Growing up in Jackson, Alabama, Sheneka Williams saw firsthand how living in a rural community could hinder access to something most people take for granted—books.
Today, her passion for increasing access and narrowing the opportunity gap with the nonprofit organization, Books for Keeps, is helping thousands of at-risk youth combat the effects of “summer slide,” the learning loss many students experience while they are away from school.
“It wasn’t about Sheneka feeling great about herself, it was about seeing the book distributions and how many people were being helped by what we do,” said Williams, an associate professor in UGA’s College of Education. “I can thank Books for Keeps for getting me involved in the Athens community beyond UGA. That has been invaluable to me.”
Books for Keeps is one of the more than 1,100 organizations supported by UGA’s annual Campaign for Charities, which ends Dec. 7.
As board president of Books for Keeps, Williams serves the organization in a variety of ways, from acting as a liaison between the 12 board members and the organization’s executive director, Leslie Hale, to building relationships with the Clarke County School District, where it operates in 13 elementary schools, as well as five others across Georgia.
Every spring, Williams looks forward to distributing thousands of books—which are collected, inspected and sorted in boxes by volunteers throughout the year—to students on Books for Keeps Day. This event gives each child the opportunity to choose 12 books to take home and read to help prevent summer slide.
“It’s like a badge of honor for these little ones to have a bag they can barely carry full of books,” she said. “It also says something about access and that if a child has access to educational opportunity, then that can be a game changer for their future.”
As part of Books for Keeps’ research committee, Williams is particularly interested in securing funds to study the organization’s impact on students. Thanks to this partnership between UGA and the organization, faculty at the university can acquire the necessary data to see if children who participate in Books for Keeps Day actually experience a boost in their vocabulary and reading comprehension skills.
“Athens has a lot of poverty, and there are a lot of children in need, so I think it’s a beautiful thing that we have faculty across the university, who like myself, donate and have an interest in BFK because we see the connection,” said Williams.
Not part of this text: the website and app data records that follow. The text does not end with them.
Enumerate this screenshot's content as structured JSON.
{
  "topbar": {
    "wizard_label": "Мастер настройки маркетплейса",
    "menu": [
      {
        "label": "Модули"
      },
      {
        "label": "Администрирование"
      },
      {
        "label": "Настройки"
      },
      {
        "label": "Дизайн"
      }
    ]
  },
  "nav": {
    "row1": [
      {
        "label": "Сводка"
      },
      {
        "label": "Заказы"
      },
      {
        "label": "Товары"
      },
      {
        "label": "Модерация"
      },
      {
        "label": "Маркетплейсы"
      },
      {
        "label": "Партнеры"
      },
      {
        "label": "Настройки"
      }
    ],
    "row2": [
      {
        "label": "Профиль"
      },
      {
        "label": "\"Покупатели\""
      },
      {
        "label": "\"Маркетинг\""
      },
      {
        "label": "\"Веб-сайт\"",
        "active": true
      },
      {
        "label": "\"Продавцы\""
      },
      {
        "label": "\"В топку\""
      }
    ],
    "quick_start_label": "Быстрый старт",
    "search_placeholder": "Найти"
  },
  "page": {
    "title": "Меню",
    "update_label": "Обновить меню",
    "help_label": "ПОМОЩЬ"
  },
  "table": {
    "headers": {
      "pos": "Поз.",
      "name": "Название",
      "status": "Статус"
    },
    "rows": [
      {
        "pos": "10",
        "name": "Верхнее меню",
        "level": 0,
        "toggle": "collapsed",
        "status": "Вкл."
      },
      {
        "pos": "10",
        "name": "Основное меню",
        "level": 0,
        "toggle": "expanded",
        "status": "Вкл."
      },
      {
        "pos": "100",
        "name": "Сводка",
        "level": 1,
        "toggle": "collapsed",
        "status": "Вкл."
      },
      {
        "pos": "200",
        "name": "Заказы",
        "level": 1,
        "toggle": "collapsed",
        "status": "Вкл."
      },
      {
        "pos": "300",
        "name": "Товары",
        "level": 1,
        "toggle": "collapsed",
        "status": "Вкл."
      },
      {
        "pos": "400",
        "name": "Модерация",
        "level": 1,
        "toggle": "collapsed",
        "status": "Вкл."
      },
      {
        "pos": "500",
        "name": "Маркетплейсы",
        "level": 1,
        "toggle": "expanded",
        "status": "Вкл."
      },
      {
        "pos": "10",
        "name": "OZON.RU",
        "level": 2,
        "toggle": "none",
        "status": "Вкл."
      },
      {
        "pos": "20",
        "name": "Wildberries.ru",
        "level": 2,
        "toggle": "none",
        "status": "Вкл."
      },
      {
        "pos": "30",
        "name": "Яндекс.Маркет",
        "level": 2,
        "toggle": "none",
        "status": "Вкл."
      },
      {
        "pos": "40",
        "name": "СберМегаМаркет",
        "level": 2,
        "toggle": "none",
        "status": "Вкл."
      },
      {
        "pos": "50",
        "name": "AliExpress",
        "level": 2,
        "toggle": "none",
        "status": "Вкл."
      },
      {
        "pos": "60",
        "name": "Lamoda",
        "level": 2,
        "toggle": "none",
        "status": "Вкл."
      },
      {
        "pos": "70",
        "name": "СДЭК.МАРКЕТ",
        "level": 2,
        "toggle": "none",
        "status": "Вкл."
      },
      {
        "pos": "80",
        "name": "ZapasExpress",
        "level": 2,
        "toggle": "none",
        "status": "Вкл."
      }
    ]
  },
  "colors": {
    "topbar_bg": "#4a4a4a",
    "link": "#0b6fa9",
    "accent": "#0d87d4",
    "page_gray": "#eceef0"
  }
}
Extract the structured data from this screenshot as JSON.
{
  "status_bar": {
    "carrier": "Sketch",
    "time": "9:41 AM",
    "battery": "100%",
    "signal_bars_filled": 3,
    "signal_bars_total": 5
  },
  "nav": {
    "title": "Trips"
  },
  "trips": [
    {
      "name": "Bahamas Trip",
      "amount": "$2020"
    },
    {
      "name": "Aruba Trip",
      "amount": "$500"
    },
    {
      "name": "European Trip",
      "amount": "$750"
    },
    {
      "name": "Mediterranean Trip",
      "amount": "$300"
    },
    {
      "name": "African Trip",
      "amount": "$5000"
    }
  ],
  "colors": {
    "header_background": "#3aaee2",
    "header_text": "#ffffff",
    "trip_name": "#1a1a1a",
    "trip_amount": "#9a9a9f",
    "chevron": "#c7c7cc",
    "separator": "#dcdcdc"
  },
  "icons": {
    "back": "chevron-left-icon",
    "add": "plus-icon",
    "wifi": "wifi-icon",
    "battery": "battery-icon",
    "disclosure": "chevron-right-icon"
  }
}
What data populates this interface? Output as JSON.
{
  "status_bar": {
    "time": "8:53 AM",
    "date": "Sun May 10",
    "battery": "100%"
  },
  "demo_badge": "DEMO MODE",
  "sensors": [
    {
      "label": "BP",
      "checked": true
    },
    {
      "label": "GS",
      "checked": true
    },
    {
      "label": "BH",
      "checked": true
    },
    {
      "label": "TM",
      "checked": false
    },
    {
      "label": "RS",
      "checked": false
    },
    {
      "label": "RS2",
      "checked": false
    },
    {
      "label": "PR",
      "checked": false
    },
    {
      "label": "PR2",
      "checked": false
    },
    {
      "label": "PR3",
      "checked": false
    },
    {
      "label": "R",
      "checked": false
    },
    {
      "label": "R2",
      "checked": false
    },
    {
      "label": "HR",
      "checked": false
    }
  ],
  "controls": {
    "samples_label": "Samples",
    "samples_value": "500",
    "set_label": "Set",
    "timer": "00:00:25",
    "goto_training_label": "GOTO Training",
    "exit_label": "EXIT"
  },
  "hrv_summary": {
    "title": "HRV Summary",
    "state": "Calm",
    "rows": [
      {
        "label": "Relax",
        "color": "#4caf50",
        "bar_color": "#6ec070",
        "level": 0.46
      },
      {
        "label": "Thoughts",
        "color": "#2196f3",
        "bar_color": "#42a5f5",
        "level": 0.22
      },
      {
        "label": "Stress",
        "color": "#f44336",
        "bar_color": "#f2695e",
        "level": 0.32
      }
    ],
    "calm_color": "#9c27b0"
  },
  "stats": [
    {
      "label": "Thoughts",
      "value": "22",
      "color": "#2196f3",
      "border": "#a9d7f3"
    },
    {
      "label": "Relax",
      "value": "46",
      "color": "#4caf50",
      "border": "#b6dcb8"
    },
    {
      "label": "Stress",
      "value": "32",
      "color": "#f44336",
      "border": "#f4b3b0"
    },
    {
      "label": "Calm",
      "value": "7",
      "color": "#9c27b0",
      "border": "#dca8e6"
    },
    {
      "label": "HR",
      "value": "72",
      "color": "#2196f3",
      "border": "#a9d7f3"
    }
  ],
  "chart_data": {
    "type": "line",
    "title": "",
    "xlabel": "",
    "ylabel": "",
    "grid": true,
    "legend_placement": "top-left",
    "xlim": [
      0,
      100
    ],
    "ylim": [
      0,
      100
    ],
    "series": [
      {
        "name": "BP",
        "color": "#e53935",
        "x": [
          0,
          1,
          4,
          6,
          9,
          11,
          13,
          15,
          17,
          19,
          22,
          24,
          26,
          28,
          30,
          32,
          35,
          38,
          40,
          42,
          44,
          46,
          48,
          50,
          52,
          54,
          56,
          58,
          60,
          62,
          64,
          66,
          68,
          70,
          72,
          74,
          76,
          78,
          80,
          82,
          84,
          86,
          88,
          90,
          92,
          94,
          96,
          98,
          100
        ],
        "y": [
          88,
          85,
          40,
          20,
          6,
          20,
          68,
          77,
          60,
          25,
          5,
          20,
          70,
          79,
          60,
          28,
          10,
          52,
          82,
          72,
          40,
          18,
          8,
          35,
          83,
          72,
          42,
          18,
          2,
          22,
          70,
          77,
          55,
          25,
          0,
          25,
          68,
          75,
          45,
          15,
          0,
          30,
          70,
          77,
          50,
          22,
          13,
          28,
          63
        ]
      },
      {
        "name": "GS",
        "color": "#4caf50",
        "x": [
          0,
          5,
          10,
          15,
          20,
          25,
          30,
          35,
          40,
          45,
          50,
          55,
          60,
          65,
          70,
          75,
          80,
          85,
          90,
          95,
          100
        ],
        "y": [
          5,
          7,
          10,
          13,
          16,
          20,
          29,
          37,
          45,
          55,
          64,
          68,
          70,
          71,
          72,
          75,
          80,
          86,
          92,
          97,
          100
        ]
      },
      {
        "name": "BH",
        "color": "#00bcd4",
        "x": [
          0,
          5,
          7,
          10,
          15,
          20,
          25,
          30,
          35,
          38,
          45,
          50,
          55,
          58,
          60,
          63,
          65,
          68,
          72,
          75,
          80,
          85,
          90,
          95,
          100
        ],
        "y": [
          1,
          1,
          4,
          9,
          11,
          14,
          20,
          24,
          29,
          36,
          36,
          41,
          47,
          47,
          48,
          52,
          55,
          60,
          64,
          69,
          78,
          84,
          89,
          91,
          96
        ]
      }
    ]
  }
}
This past August, Books for Keeps hosted its most successful annual book sale to date. In addition to raising funds for the organization, the event also gives local teachers the opportunity to stock their classrooms with any remaining books from the fundraiser.
While Williams is focused on making sure all children in Athens have a book they can read at home, no matter their socioeconomic standing, she is eager to expand the organization’s efforts across the entire state.
“When I think broadly about the work I do, whether it’s for Books for Keeps, my classroom or my research, the work is always larger than me,” said Williams. “I have to do work I think matters to generations beyond me, otherwise what good am I to be in these positions. It’s about the generations behind me, and so I choose to give my time, energy, resources and work life to making the next generation better.”